### ENTRIES SHOWN
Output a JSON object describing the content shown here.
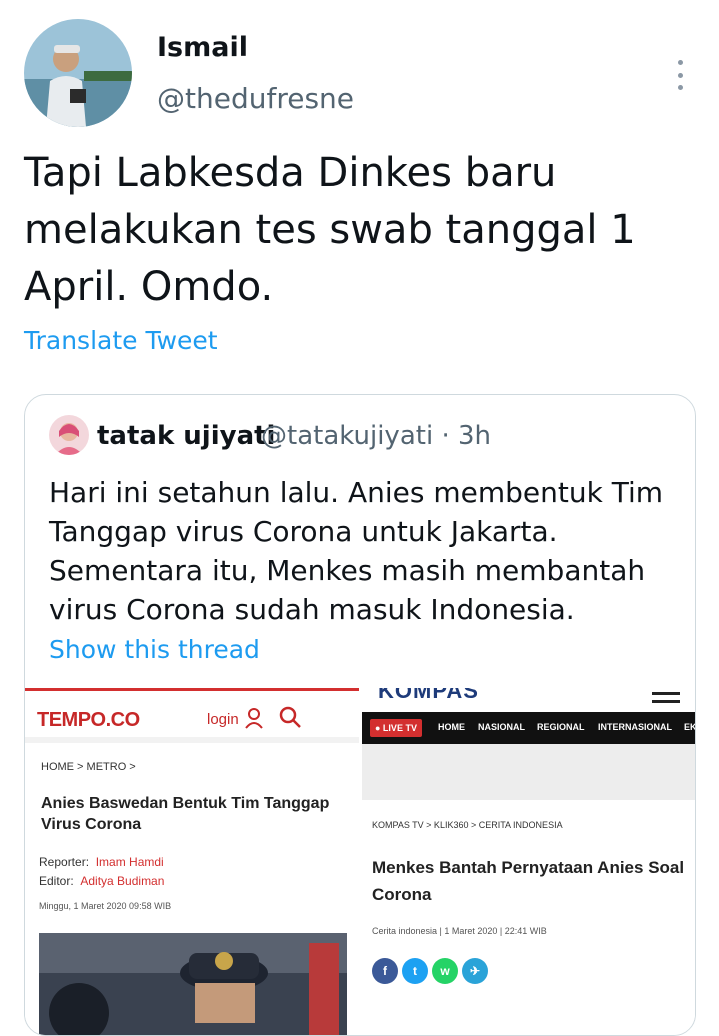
{
  "author": {
    "name": "Ismail",
    "handle": "@thedufresne"
  },
  "tweet": {
    "text": "Tapi Labkesda Dinkes baru melakukan tes swab tanggal 1 April. Omdo."
  },
  "translate_label": "Translate Tweet",
  "quoted": {
    "name": "tatak ujiyati",
    "meta": "@tatakujiyati · 3h",
    "text": "Hari ini setahun lalu. Anies membentuk Tim Tanggap virus Corona untuk Jakarta. Sementara itu, Menkes masih membantah virus Corona sudah masuk Indonesia.",
    "show_thread": "Show this thread"
  },
  "tempo": {
    "logo": "TEMPO.CO",
    "login": "login",
    "breadcrumb": "HOME  >  METRO  >",
    "title": "Anies Baswedan Bentuk Tim Tanggap Virus Corona",
    "reporter_label": "Reporter:",
    "reporter": "Imam Hamdi",
    "editor_label": "Editor:",
    "editor": "Aditya Budiman",
    "date": "Minggu, 1 Maret 2020 09:58 WIB"
  },
  "kompas": {
    "logo": "KOMPAS",
    "live": "● LIVE TV",
    "nav": [
      "HOME",
      "NASIONAL",
      "REGIONAL",
      "INTERNASIONAL",
      "EK"
    ],
    "breadcrumb": "KOMPAS TV > KLIK360 > CERITA INDONESIA",
    "title": "Menkes Bantah Pernyataan Anies Soal Corona",
    "meta": "Cerita indonesia | 1 Maret 2020 | 22:41 WIB",
    "share": [
      "f",
      "t",
      "w",
      "✈"
    ]
  },
  "colors": {
    "accent": "#1d9bf0",
    "tempo_red": "#d32f2f",
    "kompas_blue": "#1e3b7a"
  }
}
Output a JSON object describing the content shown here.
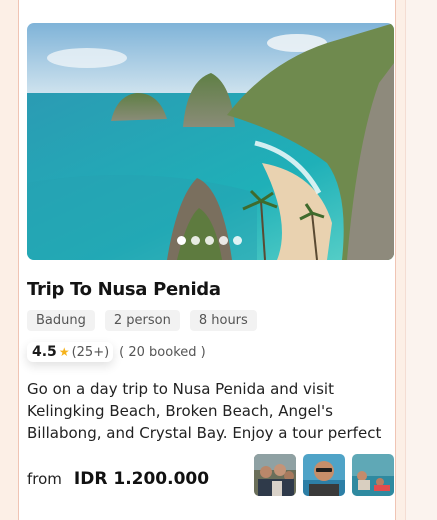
{
  "trip": {
    "title": "Trip To Nusa Penida",
    "tags": [
      "Badung",
      "2 person",
      "8 hours"
    ],
    "rating": "4.5",
    "reviews": "(25+)",
    "booked": "( 20 booked )",
    "description": "Go on a day trip to Nusa Penida and visit Kelingking Beach, Broken Beach, Angel's Billabong, and Crystal Bay. Enjoy a tour perfect",
    "price_prefix": "from",
    "price": "IDR 1.200.000"
  },
  "carousel": {
    "slides": 5,
    "active_index": 0
  },
  "gallery": [
    "group-selfie-photo",
    "man-sunglasses-photo",
    "boat-sea-photo"
  ],
  "colors": {
    "accent_star": "#f5b21b",
    "border": "#f0c4b4",
    "page_bg": "#fcefe6"
  }
}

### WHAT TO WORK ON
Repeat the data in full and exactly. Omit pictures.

### EXERCISE ANSWER
Output a JSON object describing the content shown here.
{
  "author": {
    "name": "Ismail",
    "handle": "@thedufresne"
  },
  "tweet": {
    "text": "Tapi Labkesda Dinkes baru melakukan tes swab tanggal 1 April. Omdo."
  },
  "translate_label": "Translate Tweet",
  "quoted": {
    "name": "tatak ujiyati",
    "meta": "@tatakujiyati · 3h",
    "text": "Hari ini setahun lalu. Anies membentuk Tim Tanggap virus Corona untuk Jakarta. Sementara itu, Menkes masih membantah virus Corona sudah masuk Indonesia.",
    "show_thread": "Show this thread"
  },
  "tempo": {
    "logo": "TEMPO.CO",
    "login": "login",
    "breadcrumb": "HOME  >  METRO  >",
    "title": "Anies Baswedan Bentuk Tim Tanggap Virus Corona",
    "reporter_label": "Reporter:",
    "reporter": "Imam Hamdi",
    "editor_label": "Editor:",
    "editor": "Aditya Budiman",
    "date": "Minggu, 1 Maret 2020 09:58 WIB"
  },
  "kompas": {
    "logo": "KOMPAS",
    "live": "● LIVE TV",
    "nav": [
      "HOME",
      "NASIONAL",
      "REGIONAL",
      "INTERNASIONAL",
      "EK"
    ],
    "breadcrumb": "KOMPAS TV > KLIK360 > CERITA INDONESIA",
    "title": "Menkes Bantah Pernyataan Anies Soal Corona",
    "meta": "Cerita indonesia | 1 Maret 2020 | 22:41 WIB",
    "share": [
      "f",
      "t",
      "w",
      "✈"
    ]
  },
  "colors": {
    "accent": "#1d9bf0",
    "tempo_red": "#d32f2f",
    "kompas_blue": "#1e3b7a"
  }
}
Output a JSON object describing the content shown here.
{
  "trip": {
    "title": "Trip To Nusa Penida",
    "tags": [
      "Badung",
      "2 person",
      "8 hours"
    ],
    "rating": "4.5",
    "reviews": "(25+)",
    "booked": "( 20 booked )",
    "description": "Go on a day trip to Nusa Penida and visit Kelingking Beach, Broken Beach, Angel's Billabong, and Crystal Bay. Enjoy a tour perfect",
    "price_prefix": "from",
    "price": "IDR 1.200.000"
  },
  "carousel": {
    "slides": 5,
    "active_index": 0
  },
  "gallery": [
    "group-selfie-photo",
    "man-sunglasses-photo",
    "boat-sea-photo"
  ],
  "colors": {
    "accent_star": "#f5b21b",
    "border": "#f0c4b4",
    "page_bg": "#fcefe6"
  }
}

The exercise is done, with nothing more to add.